Almost every other day these days, our mailboxes ding us about a new electric two wheeler which talks about a revolution that will happen with its arrival. The situation is similar to the time when online retailing was on the cusp of a big bang in India, and now, some of the players are so big in that space, they are now valued more than some seriously huge, century-old names. But this isn’t about the retail market. This is about something more primary as a human need – Mobility and Transportation. The changes in this space will affect one and all in a country where the majority population still banks on two-wheelers.
Recently, the NITI Aayog tabled a meeting with top bosses of the country’s major two-wheeler manufacturer’s, to discuss a revolutionary push that will make the two-wheeler space all-electric, by 2025! Apparently, among all the stakeholders present, there wasn’t a single battery manufacturer in attendance to douse any concerns. With most of our cities already there in the TOP 10 polluted cities list, the Government’s push for change is appreciable, however, is it a practical approach? In order to cut the smoke and to improve our BOP situation, we are talking about replacing our dependency on oil-producing nations to those who have the resources which are vital to go electric. For example, Lithium and Cobalt- the main ingredients of a Lithium-ion battery are not found in India, and it’s no surprise then, we are nowhere in the Top 10 list of countries who are rich in these resources.
In a Global economy, there can be ways to find a solution to that. However, what is yet to come down to affordable levels is the cost of a battery, which is still so high, check the price of an all-electric vehicle and you would know. The Government can try to offset that with subsidies, but then it will be another instance of rotating to catch the tail. Another factor that makes one think is that Lithium reserves are limited. For example, in Argentina, a country which is third on the list of Lithium producers Globally, the Salar del Hombre Muerto district hosts significant lithium brines, where the reserves are sufficient for the next 75 years only. So battery technology will have to evolve. It is evolving, but will it do it at a rate which is enough to catch up with current needs could be anybody’s guess.

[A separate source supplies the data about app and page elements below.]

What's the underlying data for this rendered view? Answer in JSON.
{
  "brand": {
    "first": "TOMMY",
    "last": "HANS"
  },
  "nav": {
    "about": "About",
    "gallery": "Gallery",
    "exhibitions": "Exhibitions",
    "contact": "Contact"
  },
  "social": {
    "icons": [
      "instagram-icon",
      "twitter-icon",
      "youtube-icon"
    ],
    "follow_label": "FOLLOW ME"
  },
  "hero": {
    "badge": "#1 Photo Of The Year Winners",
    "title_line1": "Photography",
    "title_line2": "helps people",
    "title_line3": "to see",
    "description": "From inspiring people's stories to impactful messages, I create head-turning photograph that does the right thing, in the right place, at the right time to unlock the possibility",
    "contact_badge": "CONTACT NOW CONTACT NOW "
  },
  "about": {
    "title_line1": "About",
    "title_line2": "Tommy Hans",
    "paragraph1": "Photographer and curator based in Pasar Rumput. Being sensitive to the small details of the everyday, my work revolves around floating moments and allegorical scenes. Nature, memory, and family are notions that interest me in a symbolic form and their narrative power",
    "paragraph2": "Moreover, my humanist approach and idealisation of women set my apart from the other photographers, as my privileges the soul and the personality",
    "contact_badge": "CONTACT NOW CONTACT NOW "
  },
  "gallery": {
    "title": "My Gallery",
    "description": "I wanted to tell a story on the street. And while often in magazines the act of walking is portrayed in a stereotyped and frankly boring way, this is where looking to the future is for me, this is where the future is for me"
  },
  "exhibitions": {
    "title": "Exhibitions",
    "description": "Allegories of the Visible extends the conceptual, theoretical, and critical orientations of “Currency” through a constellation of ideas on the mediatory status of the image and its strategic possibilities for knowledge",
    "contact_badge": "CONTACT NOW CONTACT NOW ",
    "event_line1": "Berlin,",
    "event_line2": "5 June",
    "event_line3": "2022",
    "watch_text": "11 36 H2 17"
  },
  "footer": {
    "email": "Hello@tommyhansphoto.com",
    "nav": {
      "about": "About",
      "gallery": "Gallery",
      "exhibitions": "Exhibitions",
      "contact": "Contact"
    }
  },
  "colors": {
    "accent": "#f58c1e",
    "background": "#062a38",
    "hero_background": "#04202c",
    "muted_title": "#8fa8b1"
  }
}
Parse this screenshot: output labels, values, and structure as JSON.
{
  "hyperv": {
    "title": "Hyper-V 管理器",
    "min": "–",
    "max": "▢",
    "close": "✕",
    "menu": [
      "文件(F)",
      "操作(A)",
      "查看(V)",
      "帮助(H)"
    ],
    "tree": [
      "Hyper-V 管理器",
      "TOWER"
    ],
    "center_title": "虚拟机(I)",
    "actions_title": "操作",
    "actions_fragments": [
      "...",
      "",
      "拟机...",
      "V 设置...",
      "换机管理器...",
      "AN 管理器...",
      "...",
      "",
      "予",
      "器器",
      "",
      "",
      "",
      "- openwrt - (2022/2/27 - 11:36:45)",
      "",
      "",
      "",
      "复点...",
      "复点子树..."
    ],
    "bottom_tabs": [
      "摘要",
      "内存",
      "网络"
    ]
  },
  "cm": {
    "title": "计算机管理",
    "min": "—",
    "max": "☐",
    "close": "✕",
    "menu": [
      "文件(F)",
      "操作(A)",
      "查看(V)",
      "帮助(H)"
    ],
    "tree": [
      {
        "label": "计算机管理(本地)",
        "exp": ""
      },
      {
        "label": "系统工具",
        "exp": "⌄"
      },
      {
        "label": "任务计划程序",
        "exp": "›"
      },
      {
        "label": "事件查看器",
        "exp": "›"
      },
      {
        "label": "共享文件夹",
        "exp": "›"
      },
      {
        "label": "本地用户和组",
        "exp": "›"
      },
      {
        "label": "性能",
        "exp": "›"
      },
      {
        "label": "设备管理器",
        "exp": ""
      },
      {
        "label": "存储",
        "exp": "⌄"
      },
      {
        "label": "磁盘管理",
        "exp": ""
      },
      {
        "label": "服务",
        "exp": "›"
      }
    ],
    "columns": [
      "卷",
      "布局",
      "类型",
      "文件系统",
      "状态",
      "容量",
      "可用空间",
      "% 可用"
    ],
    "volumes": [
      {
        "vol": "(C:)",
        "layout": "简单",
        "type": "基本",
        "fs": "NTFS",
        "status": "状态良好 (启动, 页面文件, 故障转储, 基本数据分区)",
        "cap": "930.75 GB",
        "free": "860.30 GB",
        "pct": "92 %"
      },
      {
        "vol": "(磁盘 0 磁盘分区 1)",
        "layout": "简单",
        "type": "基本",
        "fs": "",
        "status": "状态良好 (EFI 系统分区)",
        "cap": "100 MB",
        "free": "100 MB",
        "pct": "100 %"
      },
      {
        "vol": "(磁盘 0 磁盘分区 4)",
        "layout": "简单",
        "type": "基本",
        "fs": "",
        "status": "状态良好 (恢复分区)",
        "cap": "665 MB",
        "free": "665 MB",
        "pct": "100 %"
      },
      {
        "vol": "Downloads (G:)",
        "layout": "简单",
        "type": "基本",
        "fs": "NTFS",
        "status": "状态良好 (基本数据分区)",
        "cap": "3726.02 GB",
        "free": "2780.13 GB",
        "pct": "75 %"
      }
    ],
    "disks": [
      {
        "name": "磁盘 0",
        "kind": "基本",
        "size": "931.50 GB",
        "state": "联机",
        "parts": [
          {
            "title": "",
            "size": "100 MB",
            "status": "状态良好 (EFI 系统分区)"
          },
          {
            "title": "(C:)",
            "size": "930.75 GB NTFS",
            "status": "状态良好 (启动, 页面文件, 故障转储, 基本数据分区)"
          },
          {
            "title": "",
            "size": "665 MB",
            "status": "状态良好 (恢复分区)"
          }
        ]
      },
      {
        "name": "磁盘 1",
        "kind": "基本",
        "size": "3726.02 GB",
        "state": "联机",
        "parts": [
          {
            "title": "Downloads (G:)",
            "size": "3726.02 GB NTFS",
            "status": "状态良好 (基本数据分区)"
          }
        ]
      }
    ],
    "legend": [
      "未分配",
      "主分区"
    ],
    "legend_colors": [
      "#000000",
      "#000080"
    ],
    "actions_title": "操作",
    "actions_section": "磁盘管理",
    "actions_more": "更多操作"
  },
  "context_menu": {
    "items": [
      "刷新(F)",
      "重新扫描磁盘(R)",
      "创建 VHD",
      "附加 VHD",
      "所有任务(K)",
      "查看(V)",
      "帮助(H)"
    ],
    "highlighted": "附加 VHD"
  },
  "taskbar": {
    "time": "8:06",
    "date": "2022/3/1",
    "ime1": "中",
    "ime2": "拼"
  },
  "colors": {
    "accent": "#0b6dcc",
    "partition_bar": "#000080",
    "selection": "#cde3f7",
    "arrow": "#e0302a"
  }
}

Even if mass production brings the cost of a battery down, there still are challenges about the time taken to charge a battery. The swapping-station solution is a good idea, but just imagine the amount of toxic waste we’d be generating once these batteries fizz out. Because fizz out they will and the promised range and performance will start going down the day the user starts tapping into its limited charge cycles. You’d say these things can be recycled and they can be. But here’s a fact, only 2 per cent of Australia’s annual 3,300 tonnes of lithium-ion battery waste is recycled. How will a country like ours fare? Only time will tell.
Then, we also need to think about the source. Is electricity generation a clean process on its own? No! Because most of our power plants are still coal-fired and once the country becomes hungrier for more, we can only imagine where the load will be transferred to. On the other hand, already, Indian bike manufacturers have developed the know-how to build combustion engines which are as efficient and clean as they can be, in any part of the World. In our opinion then, the intent behind this revolution could be noble, but the implementation must be rational and accepted by all stakeholders. It must not single out something primary and take us back in time. There must be robust data which identifies the biggest contributors to air toxicity in a descending manner. Practical solutions must then replace those contributors accordingly. Let’s not make them ICE-powered vehicles like a currency which becomes invalid within a day.